I_{\max}=\left.C{dV(t)\over dt}\right|_{t=0}=2\pi fC(V_{g}-V_{\gamma})

Another issue is related to the load effect made by the turn indicators that may require calibrating the resistor. Furthermore, we need also to take into account the discreet description of these components. Both resistor and capacitor are sold with finite values. If you need different values you have to compute series and parallel circuits to reach the desired value. Ideally, here we want to use a single resistor and a single capacitor. Let’s try.

### Simulation

First of all we simulate the circuit:

Let’s suppose a square wave with a duty cycle of 50% and a frequency of 1 Hz. It should approximate the indicator signal. With a 47 kΟmh resistor and a capacitor of 47μF, the voltage drop should be less than 2.5V. Both resistor and capacitor are defined with non-definitive values. To compute the time constant we need to know the desired ripple and the square wave period. For the signal period, we can measure it but for the ripple, we need to test the lower voltage that could lead the indicator to light.

### Test the indicators

Ideally, we want an oscilloscope but this attempt must quickly and economically solve the indicators problem, so I don’t think I should buy an oscilloscope. However, I have several Arduino. I can use the analog input and the serial plotter. Luckily we can use the motorbike 12V source to power Arduino directly from the Vin. So, we can set up the following circuit:

First of all, by using serial communication with a baud rate of 115200 we can transfer 115200 bits per second and every char needs 10 bits. So we can print 11520 char/sec and use 4 char for the measure. It means approximately 2880 measures per second but we have to remember about the Shannon’s theorem and we need at least two times the maximal frequency of interest. So we can measure until 1440 samples/sec, i.e. 1.4 kHz. The square wave under investigation is in the 0.1 – 10 Hz range so we can rest assured.

The other problem is related to the 12V which is higher than the maximal analog input of Arduino. We can use several complex circuits to decrease the voltage without effect the load however a simple voltage divider could be utilized. However, we need the global resistance to avoid load effect but this is related also to the available resistors.

### Measurements

To read serial data I could use the Serial Plot from the Arduino IDE, however, I discovered a new software called Better Serial Plotter. It is an improved serial plotter with extended functionality like multiple plots, change name and colors, changing x vs y plots, autoscale, and saving the output to a file. Just classically prepare the code, as:

int ch1=0;
int ch2=0;
void setup() {
Serial.begin(115200);
}
void loop() {
float t = millis()/1000.0;
Serial.print(t);
Serial.print("\t");
ch1=map(ch1,0,1023,0,12000);
ch2=map(ch2,0,1023,0,12000);
Serial.print(ch1);
Serial.print("\t");
Serial.println(ch2);
delay(1);
}
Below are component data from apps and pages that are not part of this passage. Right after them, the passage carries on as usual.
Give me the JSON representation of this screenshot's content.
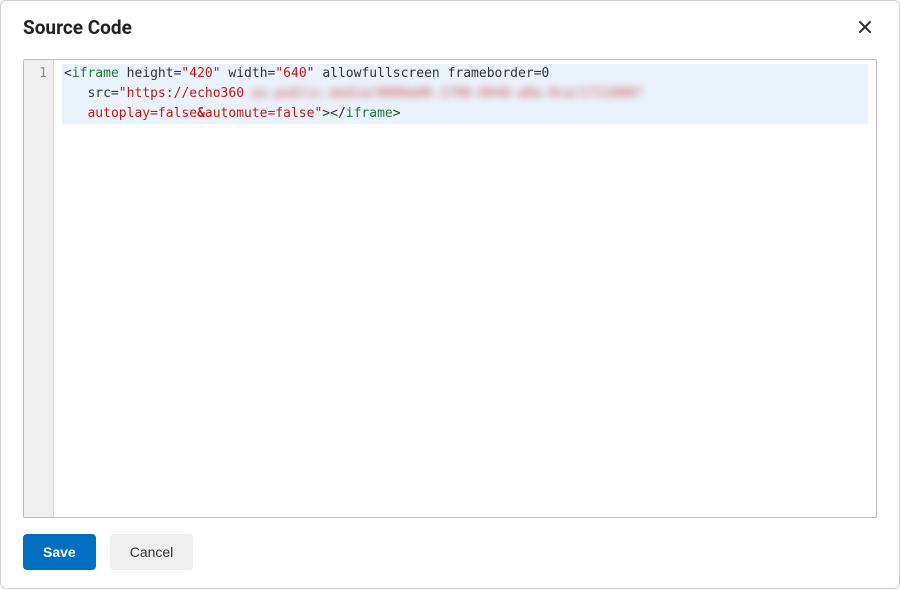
{
  "dialog": {
    "title": "Source Code",
    "close_label": "Close"
  },
  "editor": {
    "line_numbers": [
      "1"
    ],
    "code": {
      "line1": {
        "open_bracket": "<",
        "tag": "iframe",
        "sp1": " ",
        "attr_height": "height",
        "eq1": "=",
        "val_height": "\"420\"",
        "sp2": " ",
        "attr_width": "width",
        "eq2": "=",
        "val_width": "\"640\"",
        "sp3": " ",
        "attr_afs": "allowfullscreen",
        "sp4": " ",
        "attr_fb": "frameborder",
        "eq3": "=",
        "val_fb": "0"
      },
      "line2": {
        "indent": "   ",
        "attr_src": "src",
        "eq": "=",
        "q_open": "\"",
        "url_vis": "https://echo360",
        "url_hidden": ".au.public.media/0000a00-1700-0040-a0a-0ca/1711000?"
      },
      "line3": {
        "indent": "   ",
        "qs1": "autoplay=false",
        "amp": "&",
        "qs2": "automute=false",
        "q_close": "\"",
        "gt": ">",
        "lt_close": "</",
        "tag": "iframe",
        "gt2": ">"
      }
    }
  },
  "buttons": {
    "save": "Save",
    "cancel": "Cancel"
  }
}
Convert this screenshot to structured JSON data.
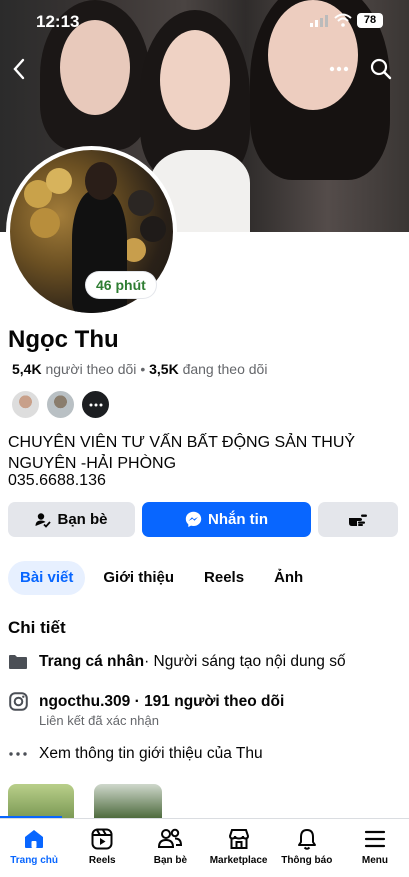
{
  "status_bar": {
    "time": "12:13",
    "battery": "78"
  },
  "profile": {
    "active_badge": "46 phút",
    "name": "Ngọc Thu",
    "followers_count": "5,4K",
    "followers_label": "người theo dõi",
    "following_count": "3,5K",
    "following_label": "đang theo dõi",
    "bio_line1": "CHUYÊN VIÊN TƯ VẤN BẤT ĐỘNG SẢN THUỶ",
    "bio_line2": "NGUYÊN -HẢI PHÒNG",
    "phone": "035.6688.136"
  },
  "actions": {
    "friends": "Bạn bè",
    "message": "Nhắn tin"
  },
  "tabs": [
    {
      "label": "Bài viết"
    },
    {
      "label": "Giới thiệu"
    },
    {
      "label": "Reels"
    },
    {
      "label": "Ảnh"
    }
  ],
  "details": {
    "title": "Chi tiết",
    "page_type_bold": "Trang cá nhân",
    "page_type_rest": " · Người sáng tạo nội dung số",
    "instagram_bold": "ngocthu.309 · 191 người theo dõi",
    "instagram_sub": "Liên kết đã xác nhận",
    "see_more": "Xem thông tin giới thiệu của Thu"
  },
  "nav": [
    {
      "label": "Trang chủ",
      "icon": "home-icon"
    },
    {
      "label": "Reels",
      "icon": "reels-icon"
    },
    {
      "label": "Bạn bè",
      "icon": "friends-icon"
    },
    {
      "label": "Marketplace",
      "icon": "marketplace-icon"
    },
    {
      "label": "Thông báo",
      "icon": "bell-icon"
    },
    {
      "label": "Menu",
      "icon": "menu-icon"
    }
  ],
  "colors": {
    "accent": "#0866ff",
    "active_green": "#2e7d32"
  }
}
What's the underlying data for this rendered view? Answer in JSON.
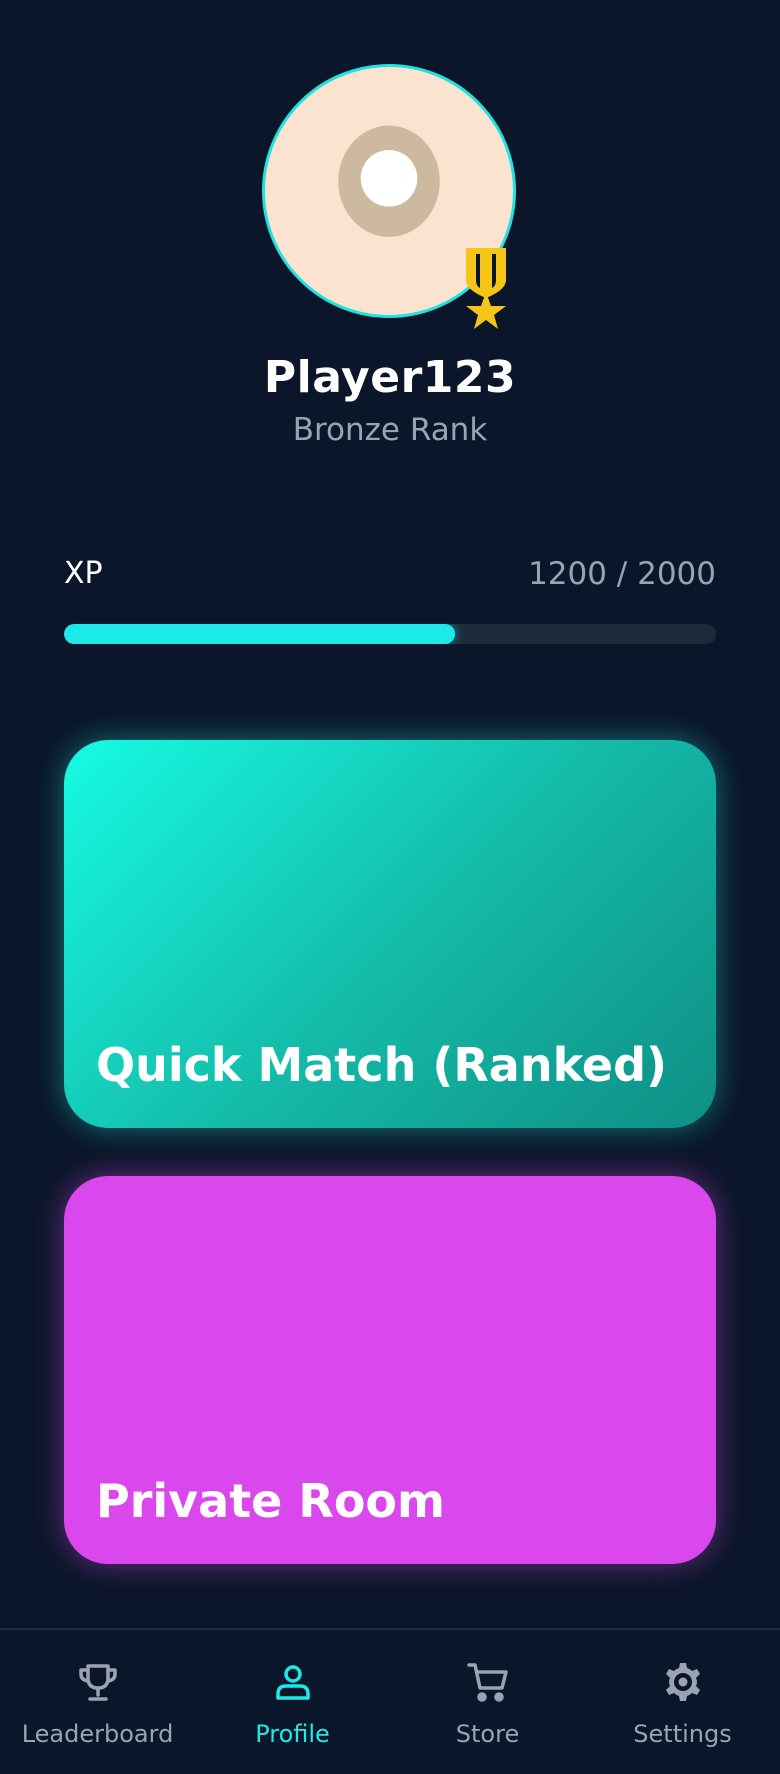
{
  "profile": {
    "name": "Player123",
    "rank": "Bronze Rank",
    "avatar_icon": "user-avatar-icon",
    "badge_icon": "medal-star-icon"
  },
  "xp": {
    "label": "XP",
    "current": 1200,
    "max": 2000,
    "text": "1200 / 2000",
    "progress": 0.6
  },
  "modes": {
    "quick_match": {
      "label": "Quick Match (Ranked)"
    },
    "private_room": {
      "label": "Private Room"
    }
  },
  "nav": {
    "items": [
      {
        "label": "Leaderboard",
        "icon": "trophy-icon",
        "active": false
      },
      {
        "label": "Profile",
        "icon": "person-icon",
        "active": true
      },
      {
        "label": "Store",
        "icon": "cart-icon",
        "active": false
      },
      {
        "label": "Settings",
        "icon": "gear-icon",
        "active": false
      }
    ]
  },
  "colors": {
    "background": "#0b162a",
    "accent": "#1de9e8",
    "quick_match_start": "#17fbe3",
    "quick_match_end": "#0f8f86",
    "private_room": "#da47ec",
    "badge": "#f5c518",
    "muted_text": "#9aa3b2"
  }
}
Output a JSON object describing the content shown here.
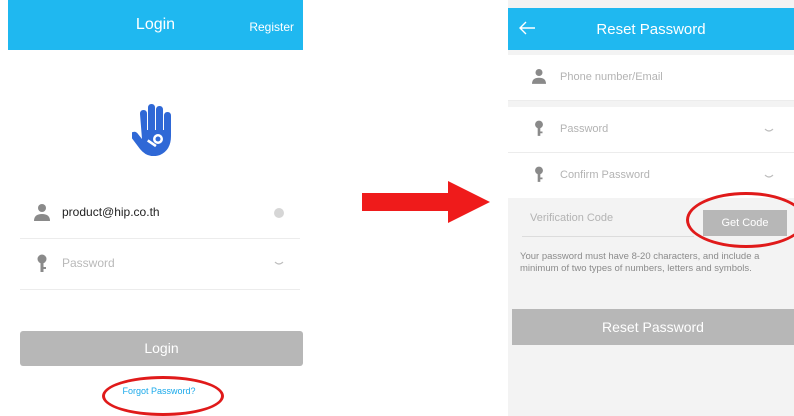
{
  "left": {
    "header": {
      "title": "Login",
      "register_label": "Register"
    },
    "email_value": "product@hip.co.th",
    "password_placeholder": "Password",
    "login_label": "Login",
    "forgot_label": "Forgot Password?"
  },
  "right": {
    "header": {
      "title": "Reset Password"
    },
    "phone_placeholder": "Phone number/Email",
    "password_placeholder": "Password",
    "confirm_placeholder": "Confirm Password",
    "code_placeholder": "Verification Code",
    "get_code_label": "Get Code",
    "hint_text": "Your password must have 8-20 characters, and include a minimum of two types of numbers, letters and symbols.",
    "reset_label": "Reset Password"
  },
  "colors": {
    "accent": "#1fb8f0",
    "highlight": "#e01a1a",
    "button_disabled": "#b7b7b7"
  }
}
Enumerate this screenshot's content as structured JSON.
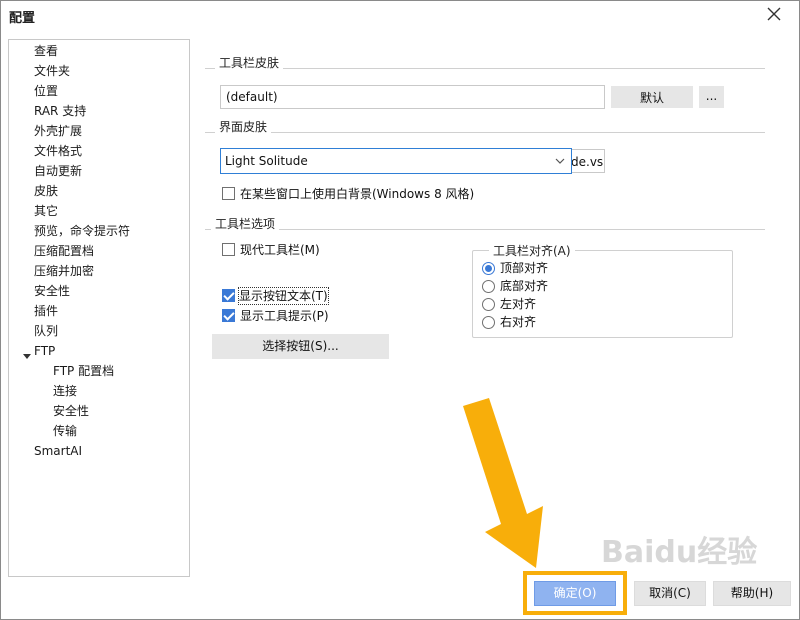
{
  "window": {
    "title": "配置"
  },
  "tree": {
    "items": [
      {
        "label": "查看"
      },
      {
        "label": "文件夹"
      },
      {
        "label": "位置"
      },
      {
        "label": "RAR 支持"
      },
      {
        "label": "外壳扩展"
      },
      {
        "label": "文件格式"
      },
      {
        "label": "自动更新"
      },
      {
        "label": "皮肤"
      },
      {
        "label": "其它"
      },
      {
        "label": "预览，命令提示符"
      },
      {
        "label": "压缩配置档"
      },
      {
        "label": "压缩并加密"
      },
      {
        "label": "安全性"
      },
      {
        "label": "插件"
      },
      {
        "label": "队列"
      },
      {
        "label": "FTP"
      },
      {
        "label": "FTP 配置档"
      },
      {
        "label": "连接"
      },
      {
        "label": "安全性"
      },
      {
        "label": "传输"
      },
      {
        "label": "SmartAI"
      }
    ]
  },
  "toolbar_skin": {
    "group_label": "工具栏皮肤",
    "value": "(default)",
    "default_button": "默认",
    "browse_button": "..."
  },
  "ui_skin": {
    "group_label": "界面皮肤",
    "selected": "Light Solitude",
    "tail_text": "de.vsl",
    "white_bg_checkbox": "在某些窗口上使用白背景(Windows 8 风格)",
    "white_bg_checked": false
  },
  "toolbar_options": {
    "group_label": "工具栏选项",
    "modern_toolbar": "现代工具栏(M)",
    "modern_toolbar_checked": false,
    "show_button_text": "显示按钮文本(T)",
    "show_button_text_checked": true,
    "show_tooltips": "显示工具提示(P)",
    "show_tooltips_checked": true,
    "choose_buttons": "选择按钮(S)..."
  },
  "toolbar_align": {
    "group_label": "工具栏对齐(A)",
    "options": [
      {
        "label": "顶部对齐",
        "selected": true
      },
      {
        "label": "底部对齐",
        "selected": false
      },
      {
        "label": "左对齐",
        "selected": false
      },
      {
        "label": "右对齐",
        "selected": false
      }
    ]
  },
  "footer": {
    "ok": "确定(O)",
    "cancel": "取消(C)",
    "help": "帮助(H)"
  },
  "watermark": {
    "text": "Baidu经验"
  },
  "colors": {
    "accent": "#3a79d6",
    "highlight": "#f8ae0a",
    "ok_button": "#8fb3f0"
  }
}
With the first test, I fastly discovered that the 47 kOhm and 47 μF components were not correct. Furthermore, I discovered also that the period was not 1s but 2*0.34s. It is very simple to understand that a good replacement could be 47 kOhm and 47 μF.

However, this is not balanced from the point of view of the resistor and leads to a resistor parallel (60 kOhm and the load) not optimal. The last components were selected as 20 kOhm and 200 μF and finally leads to the desired result. Of course, there could be better choices but this is what I was able to do with the available components.

Now we only need to integrate the circuit into the indicators cable and see the light blink as desired.

Categories: ElectronicsHobby